Task details - Scan the records below for the string "your" and return every line where it appears.

(Items from an interface collection)
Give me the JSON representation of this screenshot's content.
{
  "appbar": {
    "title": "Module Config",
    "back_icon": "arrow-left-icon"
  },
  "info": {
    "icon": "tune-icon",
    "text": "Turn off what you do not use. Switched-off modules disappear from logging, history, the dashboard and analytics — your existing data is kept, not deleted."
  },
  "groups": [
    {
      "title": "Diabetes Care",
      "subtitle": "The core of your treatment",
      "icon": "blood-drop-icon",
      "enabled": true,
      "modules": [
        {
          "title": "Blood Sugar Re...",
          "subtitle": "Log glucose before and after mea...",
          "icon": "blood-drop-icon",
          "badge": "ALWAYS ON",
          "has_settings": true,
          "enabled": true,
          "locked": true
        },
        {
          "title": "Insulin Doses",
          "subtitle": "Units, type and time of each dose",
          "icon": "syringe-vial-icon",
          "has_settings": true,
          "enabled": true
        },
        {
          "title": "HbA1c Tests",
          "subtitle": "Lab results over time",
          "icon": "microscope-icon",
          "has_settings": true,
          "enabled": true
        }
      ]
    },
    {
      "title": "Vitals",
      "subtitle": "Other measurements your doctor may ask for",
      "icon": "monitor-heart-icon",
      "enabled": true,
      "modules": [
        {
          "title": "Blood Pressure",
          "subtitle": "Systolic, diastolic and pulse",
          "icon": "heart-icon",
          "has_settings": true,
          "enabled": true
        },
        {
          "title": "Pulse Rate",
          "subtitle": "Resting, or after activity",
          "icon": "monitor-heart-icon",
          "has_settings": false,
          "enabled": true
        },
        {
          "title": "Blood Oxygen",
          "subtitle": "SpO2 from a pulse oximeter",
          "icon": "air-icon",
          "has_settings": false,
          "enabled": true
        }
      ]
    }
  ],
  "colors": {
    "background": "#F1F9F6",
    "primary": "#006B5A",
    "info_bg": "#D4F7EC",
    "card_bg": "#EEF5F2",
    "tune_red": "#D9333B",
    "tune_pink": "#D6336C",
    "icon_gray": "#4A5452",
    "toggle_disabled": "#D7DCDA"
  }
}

Response area -
    "text": "Turn off what you do not use. Switched-off modules disappear from logging, history, the dashboard and analytics — your existing data is kept, not deleted."
      "subtitle": "The core of your treatment",
      "subtitle": "Other measurements your doctor may ask for",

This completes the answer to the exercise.